--- WHAT YOU NEED TO DO ---
Given the listing that follows, report all lines in which the string "Section" occurs.

--- PROVIDED INFORMATION ---
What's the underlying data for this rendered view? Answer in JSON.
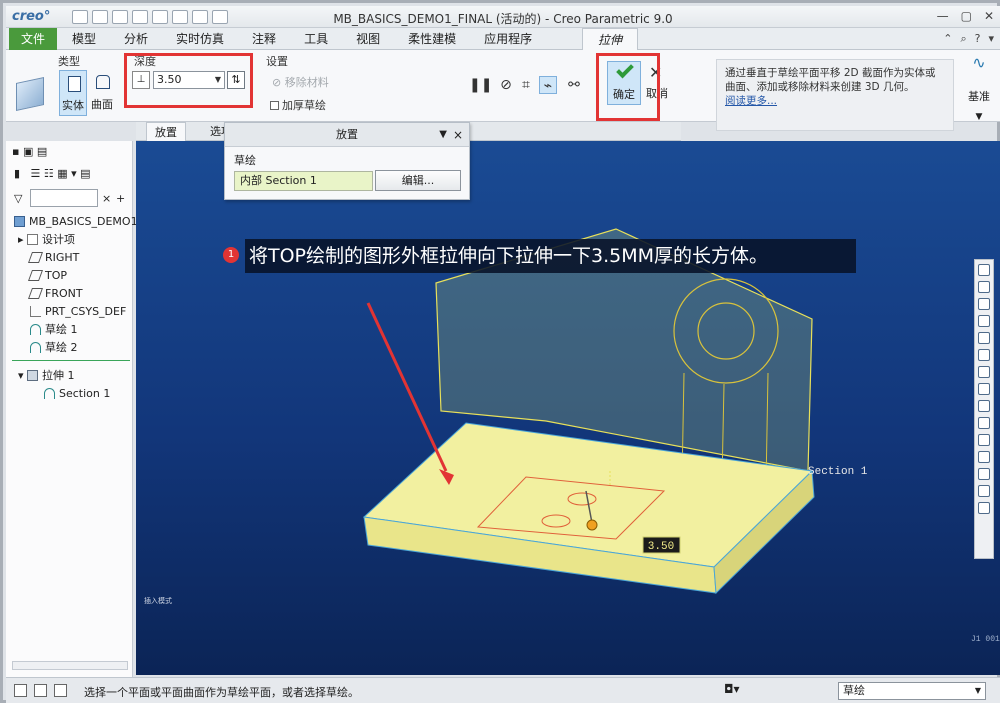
{
  "window": {
    "logo": "creo°",
    "title": "MB_BASICS_DEMO1_FINAL (活动的) - Creo Parametric 9.0",
    "controls": [
      "—",
      "▢",
      "✕"
    ]
  },
  "ribbon_tabs": {
    "file": "文件",
    "items": [
      "模型",
      "分析",
      "实时仿真",
      "注释",
      "工具",
      "视图",
      "柔性建模",
      "应用程序"
    ],
    "active": "拉伸"
  },
  "ribbon": {
    "type_label": "类型",
    "solid": "实体",
    "surface": "曲面",
    "depth_label": "深度",
    "depth_value": "3.50",
    "settings_label": "设置",
    "remove_material": "移除材料",
    "thicken_sketch": "加厚草绘",
    "ok": "确定",
    "cancel": "取消",
    "tip_text": "通过垂直于草绘平面平移 2D 截面作为实体或曲面、添加或移除材料来创建 3D 几何。",
    "tip_link": "阅读更多...",
    "datum": "基准"
  },
  "sub_tabs": [
    "放置",
    "选项"
  ],
  "placement_panel": {
    "title": "放置",
    "sketch_label": "草绘",
    "section_value": "内部 Section 1",
    "edit_button": "编辑..."
  },
  "model_tree": {
    "root": "MB_BASICS_DEMO1_",
    "items": [
      {
        "label": "设计项",
        "icon": "design-items-icon"
      },
      {
        "label": "RIGHT",
        "icon": "datum-plane-icon"
      },
      {
        "label": "TOP",
        "icon": "datum-plane-icon"
      },
      {
        "label": "FRONT",
        "icon": "datum-plane-icon"
      },
      {
        "label": "PRT_CSYS_DEF",
        "icon": "csys-icon"
      },
      {
        "label": "草绘 1",
        "icon": "sketch-icon"
      },
      {
        "label": "草绘 2",
        "icon": "sketch-icon"
      }
    ],
    "extrude": "拉伸 1",
    "section": "Section 1"
  },
  "viewport": {
    "step_number": "1",
    "instruction": "将TOP绘制的图形外框拉伸向下拉伸一下3.5MM厚的长方体。",
    "dimension_tag": "3.50",
    "section_label": "Section 1",
    "corner_note": "插入模式",
    "triad_text": "J1 001 5"
  },
  "statusbar": {
    "message": "选择一个平面或平面曲面作为草绘平面，或者选择草绘。",
    "filter": "草绘"
  },
  "colors": {
    "file_tab": "#4a9a3c",
    "highlight_red": "#e23434",
    "viewport_top": "#1a4b94",
    "viewport_bottom": "#0b2456",
    "part_yellow": "#f2f0a0"
  }
}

--- EXERCISE OUTPUT ---
    "section_value": "内部 Section 1",
    "section": "Section 1"
    "section_label": "Section 1",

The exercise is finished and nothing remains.